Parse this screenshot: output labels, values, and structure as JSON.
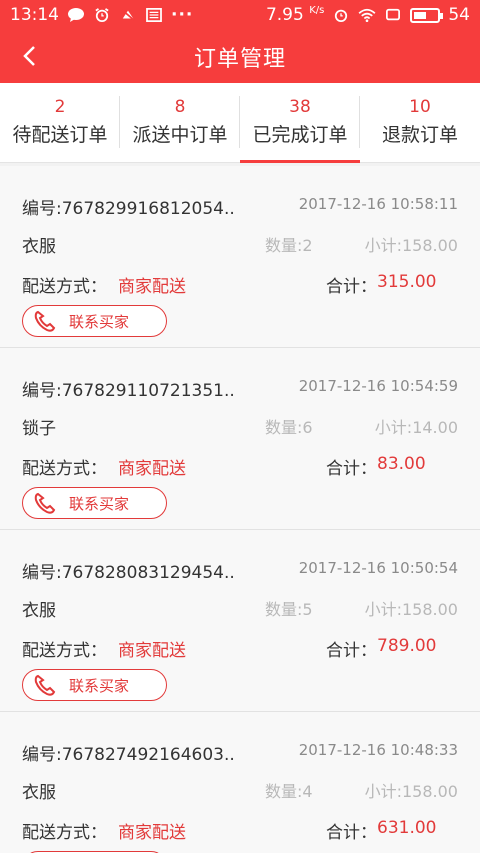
{
  "status_bar": {
    "time": "13:14",
    "speed": "7.95",
    "speed_unit": "K/s",
    "battery": "54",
    "battery_level": 0.54
  },
  "header": {
    "title": "订单管理"
  },
  "tabs": [
    {
      "count": "2",
      "label": "待配送订单"
    },
    {
      "count": "8",
      "label": "派送中订单"
    },
    {
      "count": "38",
      "label": "已完成订单"
    },
    {
      "count": "10",
      "label": "退款订单"
    }
  ],
  "active_tab": 2,
  "labels": {
    "delivery": "配送方式：",
    "total": "合计：",
    "contact": "联系买家"
  },
  "orders": [
    {
      "no": "编号:767829916812054..",
      "time": "2017-12-16 10:58:11",
      "goods": "衣服",
      "qty": "数量:2",
      "subtotal": "小计:158.00",
      "delivery": "商家配送",
      "total": "315.00"
    },
    {
      "no": "编号:767829110721351..",
      "time": "2017-12-16 10:54:59",
      "goods": "锁子",
      "qty": "数量:6",
      "subtotal": "小计:14.00",
      "delivery": "商家配送",
      "total": "83.00"
    },
    {
      "no": "编号:767828083129454..",
      "time": "2017-12-16 10:50:54",
      "goods": "衣服",
      "qty": "数量:5",
      "subtotal": "小计:158.00",
      "delivery": "商家配送",
      "total": "789.00"
    },
    {
      "no": "编号:767827492164603..",
      "time": "2017-12-16 10:48:33",
      "goods": "衣服",
      "qty": "数量:4",
      "subtotal": "小计:158.00",
      "delivery": "商家配送",
      "total": "631.00"
    }
  ],
  "colors": {
    "brand_red": "#f63d3d",
    "accent_red": "#e23a3a"
  }
}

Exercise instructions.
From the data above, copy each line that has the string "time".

Answer space.
    "time": "13:14",
      "time": "2017-12-16 10:58:11",
      "time": "2017-12-16 10:54:59",
      "time": "2017-12-16 10:50:54",
      "time": "2017-12-16 10:48:33",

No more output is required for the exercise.